Interesting. So you're essentially betting at odds of ~4 which would imply you win 25% of the time, but you're actually winning 78% of the timeAnbell wrote: ↑Tue Mar 02, 2021 6:45 amThanks.dm1900 wrote: ↑Mon Mar 01, 2021 11:00 pmStrike rate: how many times were you right?

(Sum of stakes of winning bets)/(sum of all stakes)

Implied strike rate: how many times does market think you should have been right?

For each bet, define X as: (1/odds)*stake

Then calculate implied strike rate as (sum of X for all bets)/(sum of all stakes)

E.g. imagine these are my bets:

£2 @ 4.0, outcome = WIN

£2 @ 3.0, outcome = LOSS

£4 @ 2.0, outcome = WIN

Strike rate: (2+4)/(2+2+4) = 6/8 = 0.75

Implied strike rate = ((1/4 * 2)+(1/3 * 2)+(1/2 * 4 ))/(2+2+4)=0.395

---------------------

Alternative method that doesn't weight by stake size - also useful to calculate.

Actual SR = (number of winning bets)/(total number of bets)

Implied SR = for each bet, compute 1/odds as X. Then market SR is average of X of all bets.

Total Stake=$2700

Stake of winners=2090

SR=78%

Implied SR=25%

Definitely over-over-performing over the first 1000 bets.

According to my interpretation of your description! ROI is only 15% (pre-comm) though, so I may have misunderstood something along the way.dm1900 wrote: ↑Tue Mar 02, 2021 7:51 amInteresting. So you're essentially betting at odds of ~4 which would imply you win 25% of the time, but you're actually winning 78% of the timeAnbell wrote: ↑Tue Mar 02, 2021 6:45 amThanks.dm1900 wrote: ↑Mon Mar 01, 2021 11:00 pm

Strike rate: how many times were you right?

(Sum of stakes of winning bets)/(sum of all stakes)

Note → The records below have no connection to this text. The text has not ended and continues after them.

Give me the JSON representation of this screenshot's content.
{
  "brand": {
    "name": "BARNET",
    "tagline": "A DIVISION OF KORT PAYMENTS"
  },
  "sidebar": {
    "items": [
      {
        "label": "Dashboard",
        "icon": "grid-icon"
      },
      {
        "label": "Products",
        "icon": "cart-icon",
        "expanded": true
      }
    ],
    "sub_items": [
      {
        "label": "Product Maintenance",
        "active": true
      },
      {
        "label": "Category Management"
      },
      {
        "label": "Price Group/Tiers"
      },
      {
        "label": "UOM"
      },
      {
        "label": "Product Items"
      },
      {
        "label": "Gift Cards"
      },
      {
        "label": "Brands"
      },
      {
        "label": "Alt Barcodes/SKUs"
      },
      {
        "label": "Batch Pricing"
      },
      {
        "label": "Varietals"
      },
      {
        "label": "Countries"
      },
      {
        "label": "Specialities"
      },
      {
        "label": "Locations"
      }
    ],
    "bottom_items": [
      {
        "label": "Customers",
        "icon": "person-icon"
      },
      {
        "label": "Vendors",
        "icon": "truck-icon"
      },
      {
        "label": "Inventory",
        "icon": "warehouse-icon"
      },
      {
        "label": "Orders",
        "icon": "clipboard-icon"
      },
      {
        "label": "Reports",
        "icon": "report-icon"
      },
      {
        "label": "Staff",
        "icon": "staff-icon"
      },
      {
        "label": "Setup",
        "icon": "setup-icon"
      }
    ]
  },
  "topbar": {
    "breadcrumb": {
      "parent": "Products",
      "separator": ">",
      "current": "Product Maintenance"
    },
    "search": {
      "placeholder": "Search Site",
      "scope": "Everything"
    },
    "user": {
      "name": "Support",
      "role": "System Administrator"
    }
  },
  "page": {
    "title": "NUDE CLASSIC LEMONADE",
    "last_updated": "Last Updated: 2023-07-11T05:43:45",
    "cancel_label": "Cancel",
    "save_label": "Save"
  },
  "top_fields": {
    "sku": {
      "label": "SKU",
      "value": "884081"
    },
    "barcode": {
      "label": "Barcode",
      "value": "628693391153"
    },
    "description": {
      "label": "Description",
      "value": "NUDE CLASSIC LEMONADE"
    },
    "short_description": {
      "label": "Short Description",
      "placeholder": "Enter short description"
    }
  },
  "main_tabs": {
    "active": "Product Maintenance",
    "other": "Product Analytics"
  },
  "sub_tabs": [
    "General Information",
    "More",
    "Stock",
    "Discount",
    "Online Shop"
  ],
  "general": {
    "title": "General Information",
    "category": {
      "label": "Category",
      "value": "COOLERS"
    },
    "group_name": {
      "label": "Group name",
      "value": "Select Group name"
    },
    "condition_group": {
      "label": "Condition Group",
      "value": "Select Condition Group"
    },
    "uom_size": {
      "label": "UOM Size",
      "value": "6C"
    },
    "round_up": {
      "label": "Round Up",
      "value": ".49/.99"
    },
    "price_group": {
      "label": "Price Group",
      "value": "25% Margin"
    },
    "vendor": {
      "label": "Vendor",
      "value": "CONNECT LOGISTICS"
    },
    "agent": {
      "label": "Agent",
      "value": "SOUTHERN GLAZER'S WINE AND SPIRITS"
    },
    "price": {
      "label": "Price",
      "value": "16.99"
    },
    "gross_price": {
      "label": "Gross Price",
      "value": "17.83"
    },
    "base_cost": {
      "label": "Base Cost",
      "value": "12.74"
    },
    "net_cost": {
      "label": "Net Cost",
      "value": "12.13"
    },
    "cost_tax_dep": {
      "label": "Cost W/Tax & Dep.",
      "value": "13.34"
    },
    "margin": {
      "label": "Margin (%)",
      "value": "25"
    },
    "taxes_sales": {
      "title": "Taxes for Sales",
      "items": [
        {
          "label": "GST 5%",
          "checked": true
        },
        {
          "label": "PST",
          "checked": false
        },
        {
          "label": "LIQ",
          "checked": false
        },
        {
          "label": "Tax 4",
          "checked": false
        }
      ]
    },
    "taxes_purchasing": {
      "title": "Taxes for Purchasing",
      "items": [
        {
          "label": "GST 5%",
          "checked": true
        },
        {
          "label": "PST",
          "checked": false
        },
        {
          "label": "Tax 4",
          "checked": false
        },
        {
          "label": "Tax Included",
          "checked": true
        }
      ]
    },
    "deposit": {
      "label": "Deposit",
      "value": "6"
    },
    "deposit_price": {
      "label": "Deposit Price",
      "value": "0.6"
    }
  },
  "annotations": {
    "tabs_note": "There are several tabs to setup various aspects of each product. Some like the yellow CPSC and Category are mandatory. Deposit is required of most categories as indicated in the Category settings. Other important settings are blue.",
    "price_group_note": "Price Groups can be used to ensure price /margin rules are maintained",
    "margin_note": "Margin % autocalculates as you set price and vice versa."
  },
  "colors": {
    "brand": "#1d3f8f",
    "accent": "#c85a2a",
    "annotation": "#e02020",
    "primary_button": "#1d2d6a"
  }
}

Implied strike rate: how many times does market think you should have been right?

For each bet, define X as: (1/odds)*stake

Then calculate implied strike rate as (sum of X for all bets)/(sum of all stakes)

E.g. imagine these are my bets:

£2 @ 4.0, outcome = WIN

£2 @ 3.0, outcome = LOSS

£4 @ 2.0, outcome = WIN

Strike rate: (2+4)/(2+2+4) = 6/8 = 0.75

Implied strike rate = ((1/4 * 2)+(1/3 * 2)+(1/2 * 4 ))/(2+2+4)=0.395

---------------------

Alternative method that doesn't weight by stake size - also useful to calculate.

Actual SR = (number of winning bets)/(total number of bets)

Implied SR = for each bet, compute 1/odds as X. Then market SR is average of X of all bets.

Total Stake=$2700

Stake of winners=2090

SR=78%

Implied SR=25%

Definitely over-over-performing over the first 1000 bets.